• TASK STATEMENT:
Every line with the string "accent" must be copied from the entries below.

• THE RECORDS:
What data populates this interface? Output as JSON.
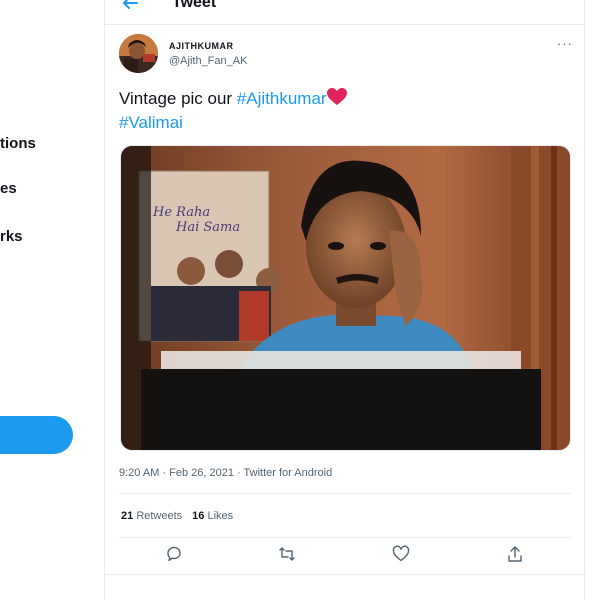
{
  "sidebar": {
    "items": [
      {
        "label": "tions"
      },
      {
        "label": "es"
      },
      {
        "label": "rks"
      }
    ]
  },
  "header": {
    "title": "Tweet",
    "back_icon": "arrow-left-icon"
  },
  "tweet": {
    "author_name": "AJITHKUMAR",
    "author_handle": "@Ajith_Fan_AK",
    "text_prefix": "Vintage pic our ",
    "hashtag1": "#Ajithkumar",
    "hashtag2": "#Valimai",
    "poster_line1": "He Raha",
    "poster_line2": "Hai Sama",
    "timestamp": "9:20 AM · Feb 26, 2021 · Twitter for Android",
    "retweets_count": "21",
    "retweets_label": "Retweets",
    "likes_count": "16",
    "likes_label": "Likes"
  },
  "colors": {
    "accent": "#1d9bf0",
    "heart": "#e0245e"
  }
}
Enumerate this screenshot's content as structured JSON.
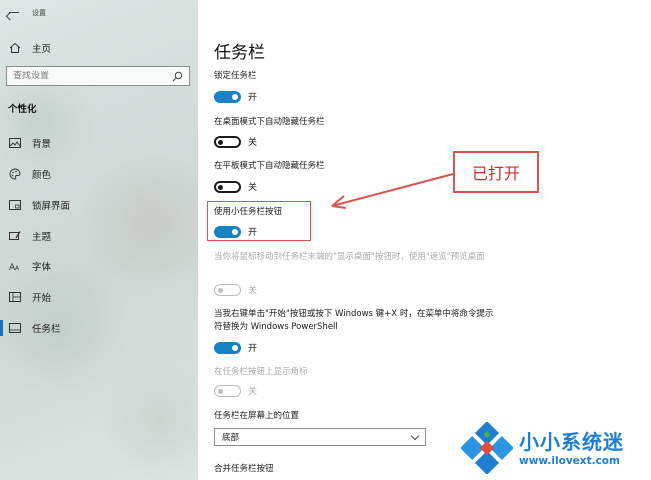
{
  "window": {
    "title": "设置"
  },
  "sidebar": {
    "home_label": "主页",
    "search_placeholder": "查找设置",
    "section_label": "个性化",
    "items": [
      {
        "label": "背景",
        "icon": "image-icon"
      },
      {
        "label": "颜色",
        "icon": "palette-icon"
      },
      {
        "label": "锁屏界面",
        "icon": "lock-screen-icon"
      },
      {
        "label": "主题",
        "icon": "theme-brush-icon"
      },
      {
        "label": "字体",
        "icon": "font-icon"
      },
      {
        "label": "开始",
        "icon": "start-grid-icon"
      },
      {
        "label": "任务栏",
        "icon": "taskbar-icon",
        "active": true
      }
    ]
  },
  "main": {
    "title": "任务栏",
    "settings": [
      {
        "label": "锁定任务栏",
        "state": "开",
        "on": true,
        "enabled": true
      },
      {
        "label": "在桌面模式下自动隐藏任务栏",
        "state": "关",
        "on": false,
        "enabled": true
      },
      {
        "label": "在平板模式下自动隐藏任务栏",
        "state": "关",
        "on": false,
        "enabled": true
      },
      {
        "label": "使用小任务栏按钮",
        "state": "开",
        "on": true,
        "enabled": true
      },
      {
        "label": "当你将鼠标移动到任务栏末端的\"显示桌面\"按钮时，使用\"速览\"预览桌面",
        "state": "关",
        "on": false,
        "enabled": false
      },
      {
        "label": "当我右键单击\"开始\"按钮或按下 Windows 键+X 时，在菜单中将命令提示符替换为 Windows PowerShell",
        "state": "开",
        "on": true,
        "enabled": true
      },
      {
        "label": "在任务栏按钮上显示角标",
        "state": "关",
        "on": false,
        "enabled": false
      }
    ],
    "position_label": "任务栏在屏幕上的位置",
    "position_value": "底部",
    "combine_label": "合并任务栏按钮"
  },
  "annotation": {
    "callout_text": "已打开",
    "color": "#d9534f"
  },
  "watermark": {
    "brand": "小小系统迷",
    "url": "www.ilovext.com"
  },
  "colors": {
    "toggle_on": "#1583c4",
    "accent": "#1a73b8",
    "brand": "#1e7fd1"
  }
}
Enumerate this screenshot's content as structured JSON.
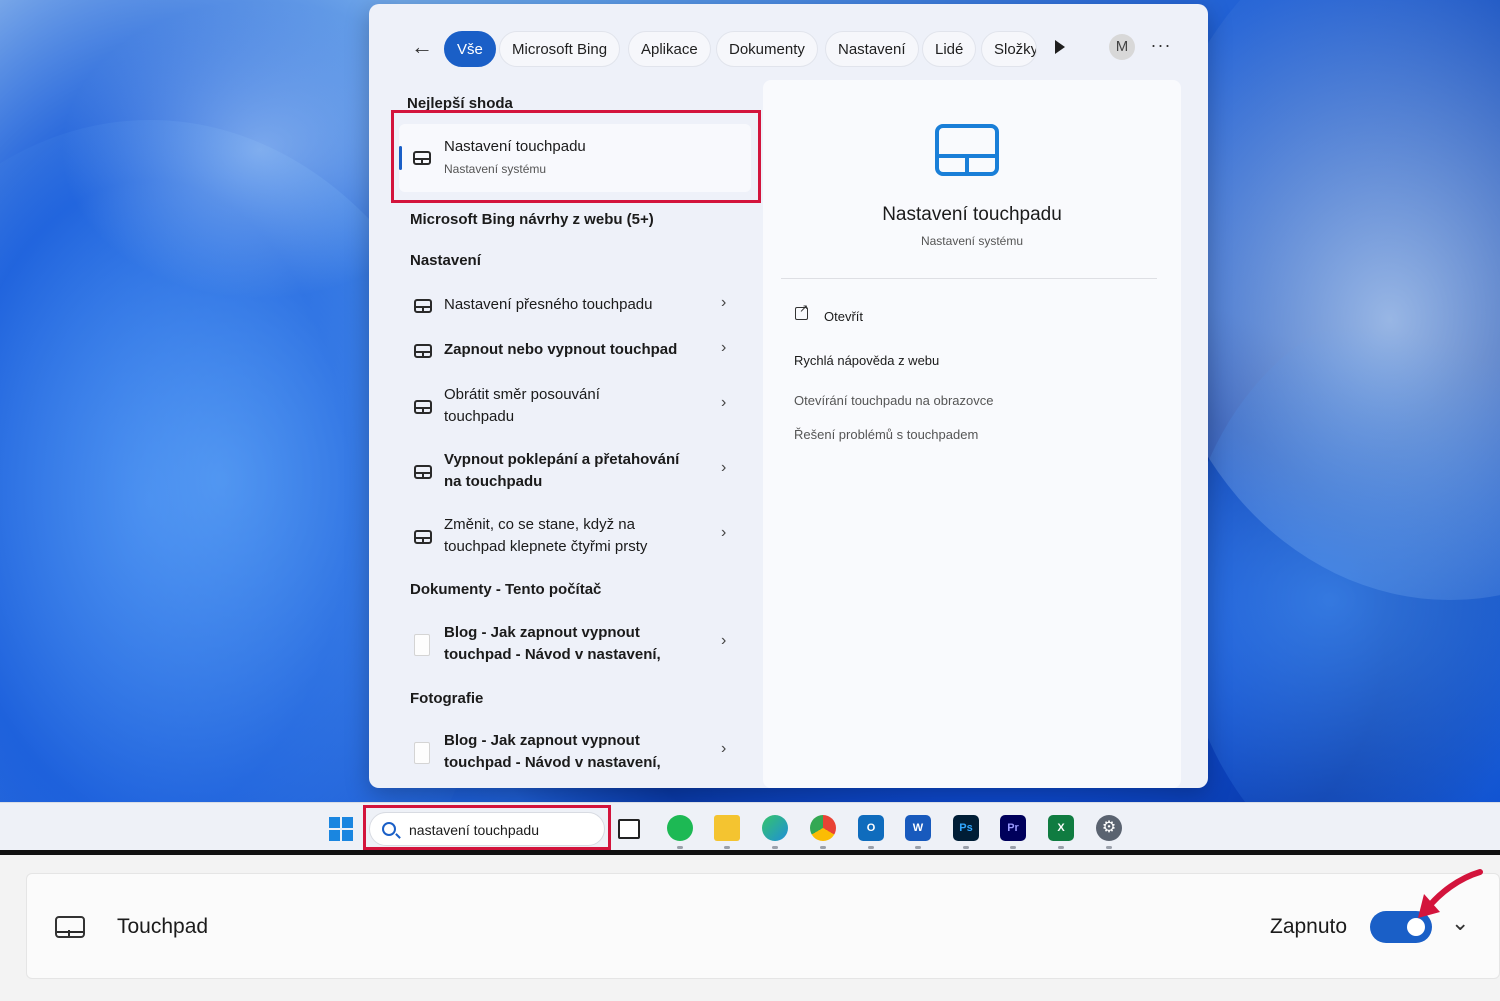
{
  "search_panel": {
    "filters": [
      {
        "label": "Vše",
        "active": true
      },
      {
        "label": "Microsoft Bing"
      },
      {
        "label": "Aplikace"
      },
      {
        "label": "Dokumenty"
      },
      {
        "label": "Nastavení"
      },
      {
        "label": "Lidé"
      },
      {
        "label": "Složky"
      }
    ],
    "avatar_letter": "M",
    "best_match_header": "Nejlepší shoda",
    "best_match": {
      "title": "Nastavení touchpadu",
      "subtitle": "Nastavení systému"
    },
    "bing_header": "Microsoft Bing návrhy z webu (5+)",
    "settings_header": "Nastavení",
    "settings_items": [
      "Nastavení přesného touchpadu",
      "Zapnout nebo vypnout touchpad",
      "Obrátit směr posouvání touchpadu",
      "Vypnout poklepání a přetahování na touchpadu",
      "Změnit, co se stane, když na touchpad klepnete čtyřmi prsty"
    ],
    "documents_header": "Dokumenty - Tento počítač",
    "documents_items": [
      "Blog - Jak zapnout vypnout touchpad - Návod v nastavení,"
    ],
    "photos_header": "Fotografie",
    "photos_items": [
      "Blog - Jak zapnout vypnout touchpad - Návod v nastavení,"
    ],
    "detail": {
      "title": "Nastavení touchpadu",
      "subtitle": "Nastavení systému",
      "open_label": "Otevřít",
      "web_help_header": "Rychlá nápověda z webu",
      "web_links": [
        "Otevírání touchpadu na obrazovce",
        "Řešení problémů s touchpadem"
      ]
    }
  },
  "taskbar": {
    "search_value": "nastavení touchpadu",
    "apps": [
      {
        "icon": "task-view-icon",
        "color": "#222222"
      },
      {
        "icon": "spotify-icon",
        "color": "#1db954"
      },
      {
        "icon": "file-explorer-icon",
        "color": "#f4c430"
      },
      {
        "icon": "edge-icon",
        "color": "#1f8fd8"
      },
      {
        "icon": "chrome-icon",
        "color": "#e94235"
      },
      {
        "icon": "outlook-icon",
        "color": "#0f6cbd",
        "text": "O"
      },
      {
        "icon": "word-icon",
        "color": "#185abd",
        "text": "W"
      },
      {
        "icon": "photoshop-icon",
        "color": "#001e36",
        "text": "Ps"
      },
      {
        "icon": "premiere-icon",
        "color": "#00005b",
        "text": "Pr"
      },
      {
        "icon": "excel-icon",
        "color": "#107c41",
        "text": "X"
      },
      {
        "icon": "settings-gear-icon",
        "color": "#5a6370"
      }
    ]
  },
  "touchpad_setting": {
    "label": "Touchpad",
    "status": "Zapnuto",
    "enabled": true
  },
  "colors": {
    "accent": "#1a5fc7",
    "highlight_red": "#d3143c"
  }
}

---

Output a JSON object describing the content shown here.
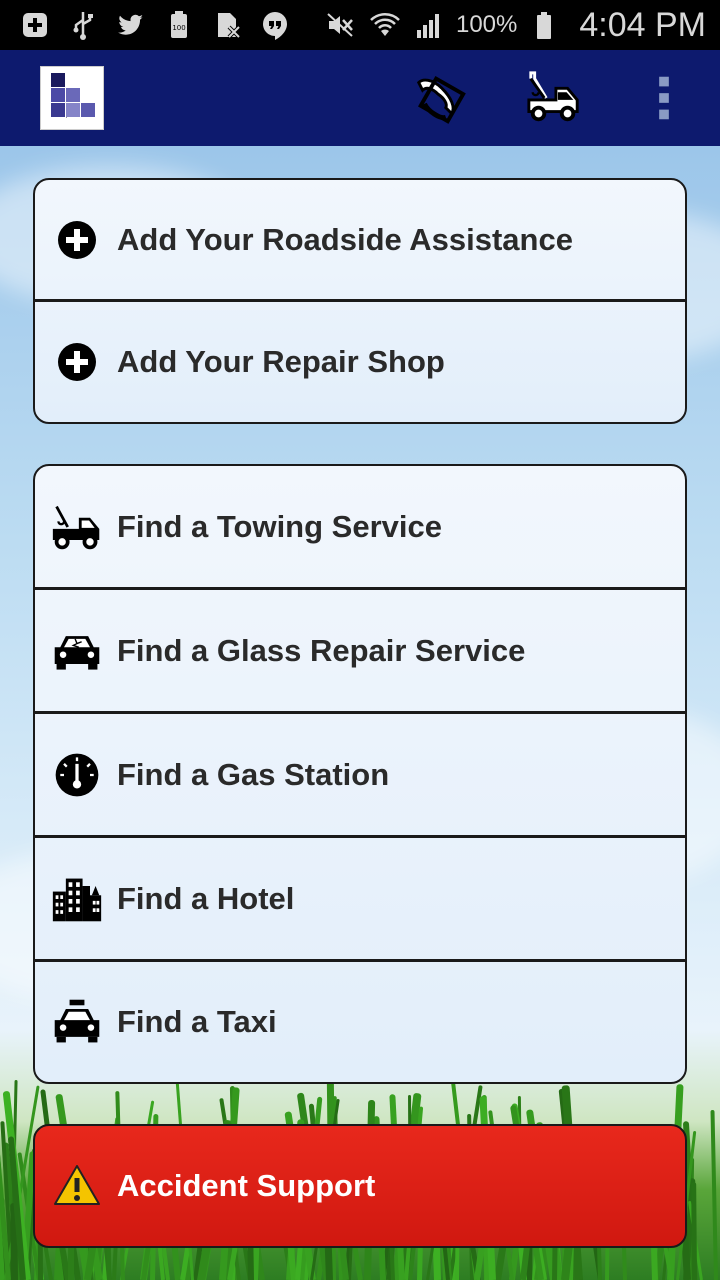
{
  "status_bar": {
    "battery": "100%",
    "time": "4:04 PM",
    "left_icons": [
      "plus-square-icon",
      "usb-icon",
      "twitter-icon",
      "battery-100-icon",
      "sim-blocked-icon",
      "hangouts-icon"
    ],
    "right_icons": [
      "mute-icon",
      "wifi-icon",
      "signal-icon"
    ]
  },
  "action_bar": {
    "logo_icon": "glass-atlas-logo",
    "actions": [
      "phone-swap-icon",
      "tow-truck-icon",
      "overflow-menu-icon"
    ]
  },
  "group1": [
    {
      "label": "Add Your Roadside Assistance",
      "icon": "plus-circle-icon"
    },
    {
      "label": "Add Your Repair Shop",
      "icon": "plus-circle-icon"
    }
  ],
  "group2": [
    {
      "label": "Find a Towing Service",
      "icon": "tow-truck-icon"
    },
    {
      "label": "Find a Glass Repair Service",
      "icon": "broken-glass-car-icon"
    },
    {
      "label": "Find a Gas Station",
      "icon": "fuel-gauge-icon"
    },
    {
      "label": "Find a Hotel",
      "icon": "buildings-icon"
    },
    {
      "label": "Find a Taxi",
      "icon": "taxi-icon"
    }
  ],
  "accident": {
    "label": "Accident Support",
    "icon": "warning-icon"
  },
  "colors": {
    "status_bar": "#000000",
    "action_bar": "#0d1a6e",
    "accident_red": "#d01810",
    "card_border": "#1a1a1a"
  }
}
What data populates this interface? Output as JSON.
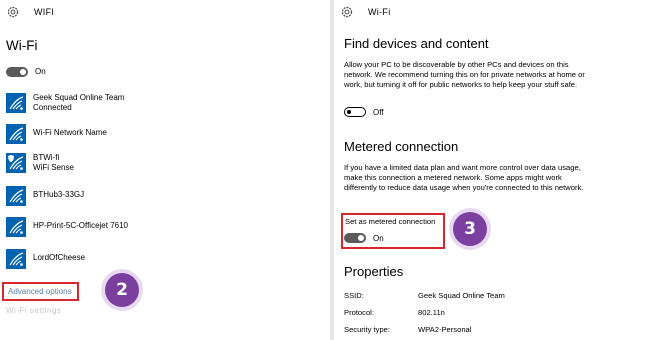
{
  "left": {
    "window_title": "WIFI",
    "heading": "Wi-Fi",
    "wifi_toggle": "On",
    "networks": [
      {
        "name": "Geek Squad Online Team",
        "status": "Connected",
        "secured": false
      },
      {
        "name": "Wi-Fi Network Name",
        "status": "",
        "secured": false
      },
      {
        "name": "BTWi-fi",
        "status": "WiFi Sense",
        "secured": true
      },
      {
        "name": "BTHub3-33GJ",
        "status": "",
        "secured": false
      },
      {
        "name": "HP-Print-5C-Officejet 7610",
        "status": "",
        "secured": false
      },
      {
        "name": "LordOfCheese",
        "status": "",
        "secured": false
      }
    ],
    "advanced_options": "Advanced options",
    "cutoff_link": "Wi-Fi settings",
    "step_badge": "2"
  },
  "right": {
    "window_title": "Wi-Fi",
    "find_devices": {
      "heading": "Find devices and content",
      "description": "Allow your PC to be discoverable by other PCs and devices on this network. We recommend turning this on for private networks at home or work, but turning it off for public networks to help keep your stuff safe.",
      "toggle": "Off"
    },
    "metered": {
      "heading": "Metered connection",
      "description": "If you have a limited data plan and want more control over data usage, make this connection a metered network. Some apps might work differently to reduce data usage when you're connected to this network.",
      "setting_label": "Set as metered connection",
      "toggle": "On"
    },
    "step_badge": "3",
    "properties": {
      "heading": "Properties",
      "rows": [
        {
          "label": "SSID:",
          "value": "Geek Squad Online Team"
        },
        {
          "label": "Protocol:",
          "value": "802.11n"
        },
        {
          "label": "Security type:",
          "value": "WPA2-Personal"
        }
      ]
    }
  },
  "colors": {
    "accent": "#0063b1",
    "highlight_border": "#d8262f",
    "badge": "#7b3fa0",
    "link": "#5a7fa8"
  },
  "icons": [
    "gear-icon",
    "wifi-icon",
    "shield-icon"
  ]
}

• RESPONSE TO THE TASK:
    "accent": "#1d9bf0",
    "accent": "#1a73b8",
    "accent": "#1a5fc7",
    "accent": "#0063b1",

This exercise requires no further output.